Report each line of the data that includes the word "JSON".

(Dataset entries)
=== Section Start ===
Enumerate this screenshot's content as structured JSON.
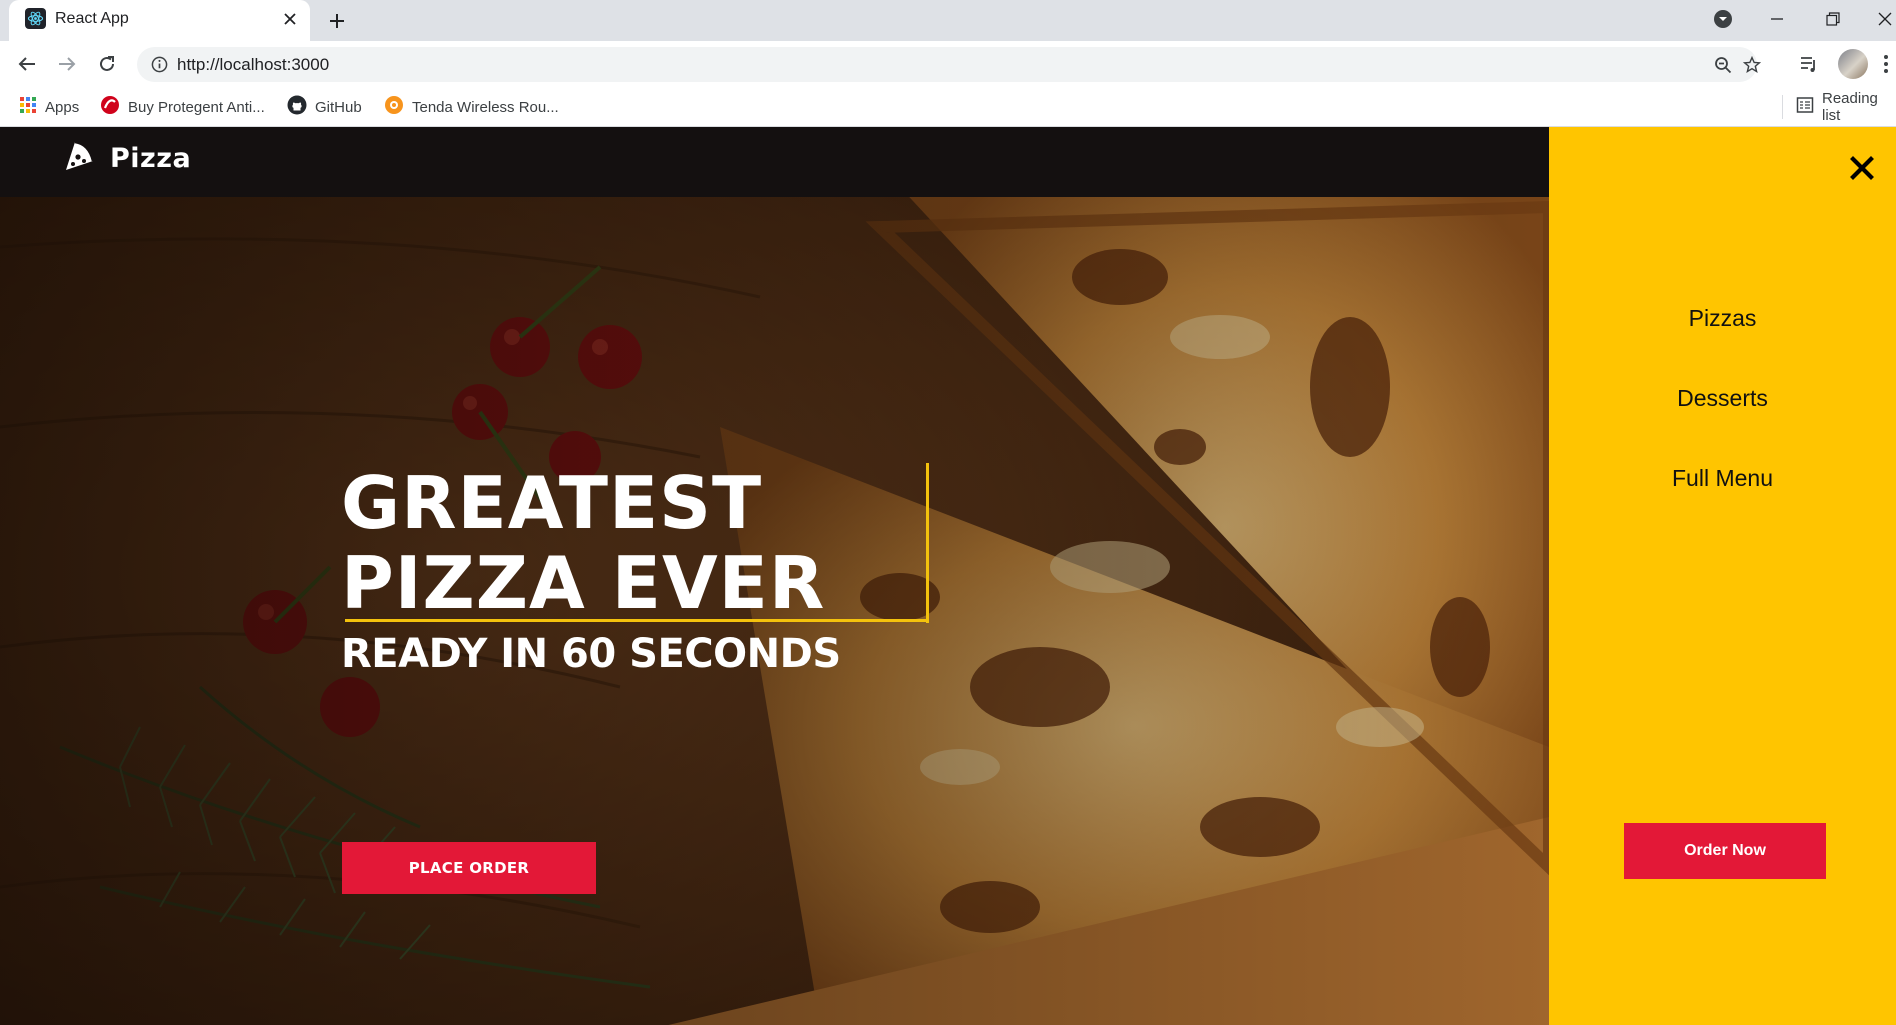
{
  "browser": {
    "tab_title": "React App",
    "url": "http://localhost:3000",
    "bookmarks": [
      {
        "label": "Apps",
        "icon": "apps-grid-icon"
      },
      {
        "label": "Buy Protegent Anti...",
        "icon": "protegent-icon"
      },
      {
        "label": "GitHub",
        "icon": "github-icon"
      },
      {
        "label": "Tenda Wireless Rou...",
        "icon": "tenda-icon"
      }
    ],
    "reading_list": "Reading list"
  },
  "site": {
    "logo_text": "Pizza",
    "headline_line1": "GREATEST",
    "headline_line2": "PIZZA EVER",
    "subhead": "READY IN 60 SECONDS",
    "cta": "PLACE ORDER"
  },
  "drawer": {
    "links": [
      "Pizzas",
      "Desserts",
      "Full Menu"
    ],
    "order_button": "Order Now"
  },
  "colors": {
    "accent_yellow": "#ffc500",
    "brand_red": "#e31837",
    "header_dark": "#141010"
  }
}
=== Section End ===
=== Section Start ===
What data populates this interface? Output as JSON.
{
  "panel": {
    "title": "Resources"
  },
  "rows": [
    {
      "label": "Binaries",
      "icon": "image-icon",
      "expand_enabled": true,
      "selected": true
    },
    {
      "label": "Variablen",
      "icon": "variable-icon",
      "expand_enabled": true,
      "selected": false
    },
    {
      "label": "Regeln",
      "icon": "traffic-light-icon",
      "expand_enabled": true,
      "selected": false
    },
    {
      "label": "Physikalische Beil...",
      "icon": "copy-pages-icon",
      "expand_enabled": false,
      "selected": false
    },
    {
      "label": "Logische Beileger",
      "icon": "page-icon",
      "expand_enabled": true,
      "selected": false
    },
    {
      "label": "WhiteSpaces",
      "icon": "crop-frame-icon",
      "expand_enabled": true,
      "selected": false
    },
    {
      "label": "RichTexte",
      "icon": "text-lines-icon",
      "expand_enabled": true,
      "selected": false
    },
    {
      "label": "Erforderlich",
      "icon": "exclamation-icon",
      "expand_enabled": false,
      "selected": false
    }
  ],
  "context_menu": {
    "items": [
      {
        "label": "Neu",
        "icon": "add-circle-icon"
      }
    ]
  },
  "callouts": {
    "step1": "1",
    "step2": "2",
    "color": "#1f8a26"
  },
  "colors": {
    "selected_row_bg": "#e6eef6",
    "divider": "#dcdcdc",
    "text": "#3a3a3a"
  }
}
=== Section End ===
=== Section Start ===
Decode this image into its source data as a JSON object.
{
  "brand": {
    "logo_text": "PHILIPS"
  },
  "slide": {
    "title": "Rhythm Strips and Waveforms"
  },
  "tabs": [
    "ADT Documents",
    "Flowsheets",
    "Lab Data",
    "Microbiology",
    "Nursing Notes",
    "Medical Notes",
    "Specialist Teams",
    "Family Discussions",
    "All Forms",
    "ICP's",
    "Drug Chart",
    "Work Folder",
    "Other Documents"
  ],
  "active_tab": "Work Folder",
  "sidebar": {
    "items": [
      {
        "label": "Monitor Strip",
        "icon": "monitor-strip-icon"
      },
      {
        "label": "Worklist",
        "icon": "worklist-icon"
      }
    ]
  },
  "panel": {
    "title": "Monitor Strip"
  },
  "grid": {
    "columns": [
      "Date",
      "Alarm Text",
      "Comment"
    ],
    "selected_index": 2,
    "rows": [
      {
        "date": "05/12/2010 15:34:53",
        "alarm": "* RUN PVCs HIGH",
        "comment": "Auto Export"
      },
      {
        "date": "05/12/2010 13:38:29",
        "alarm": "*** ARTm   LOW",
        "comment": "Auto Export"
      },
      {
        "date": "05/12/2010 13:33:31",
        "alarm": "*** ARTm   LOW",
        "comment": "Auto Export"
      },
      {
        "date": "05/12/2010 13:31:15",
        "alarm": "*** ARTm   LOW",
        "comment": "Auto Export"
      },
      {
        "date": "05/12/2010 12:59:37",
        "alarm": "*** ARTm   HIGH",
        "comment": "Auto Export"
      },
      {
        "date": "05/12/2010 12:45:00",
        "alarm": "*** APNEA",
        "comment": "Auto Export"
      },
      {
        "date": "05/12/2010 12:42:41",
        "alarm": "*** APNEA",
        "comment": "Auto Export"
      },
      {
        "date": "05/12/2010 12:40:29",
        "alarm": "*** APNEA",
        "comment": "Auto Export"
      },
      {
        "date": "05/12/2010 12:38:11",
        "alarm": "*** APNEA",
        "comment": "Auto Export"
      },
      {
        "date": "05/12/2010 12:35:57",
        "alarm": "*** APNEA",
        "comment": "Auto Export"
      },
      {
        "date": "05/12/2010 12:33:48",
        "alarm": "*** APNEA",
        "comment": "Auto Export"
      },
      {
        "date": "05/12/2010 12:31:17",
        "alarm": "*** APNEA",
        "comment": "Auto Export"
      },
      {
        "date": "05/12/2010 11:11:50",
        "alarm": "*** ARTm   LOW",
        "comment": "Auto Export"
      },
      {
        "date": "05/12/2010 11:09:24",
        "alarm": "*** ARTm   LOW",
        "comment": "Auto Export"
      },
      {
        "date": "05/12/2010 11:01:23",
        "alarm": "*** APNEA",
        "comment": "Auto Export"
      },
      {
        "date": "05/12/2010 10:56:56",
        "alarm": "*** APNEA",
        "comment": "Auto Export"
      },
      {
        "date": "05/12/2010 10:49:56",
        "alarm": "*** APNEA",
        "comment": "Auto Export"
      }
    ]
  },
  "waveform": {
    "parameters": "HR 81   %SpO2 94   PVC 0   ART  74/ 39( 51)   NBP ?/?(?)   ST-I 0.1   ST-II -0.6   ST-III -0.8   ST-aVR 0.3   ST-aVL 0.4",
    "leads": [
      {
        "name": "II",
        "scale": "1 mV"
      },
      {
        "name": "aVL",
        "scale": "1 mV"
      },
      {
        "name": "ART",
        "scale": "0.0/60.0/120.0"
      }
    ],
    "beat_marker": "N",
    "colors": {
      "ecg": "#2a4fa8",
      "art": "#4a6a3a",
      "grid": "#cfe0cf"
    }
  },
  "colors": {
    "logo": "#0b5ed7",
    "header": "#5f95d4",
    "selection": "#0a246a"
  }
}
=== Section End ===
• **Your response**:
Enumerate this screenshot's content as structured JSON.
What data populates this interface? Output as JSON.
Decode this image into its source data as a JSON object.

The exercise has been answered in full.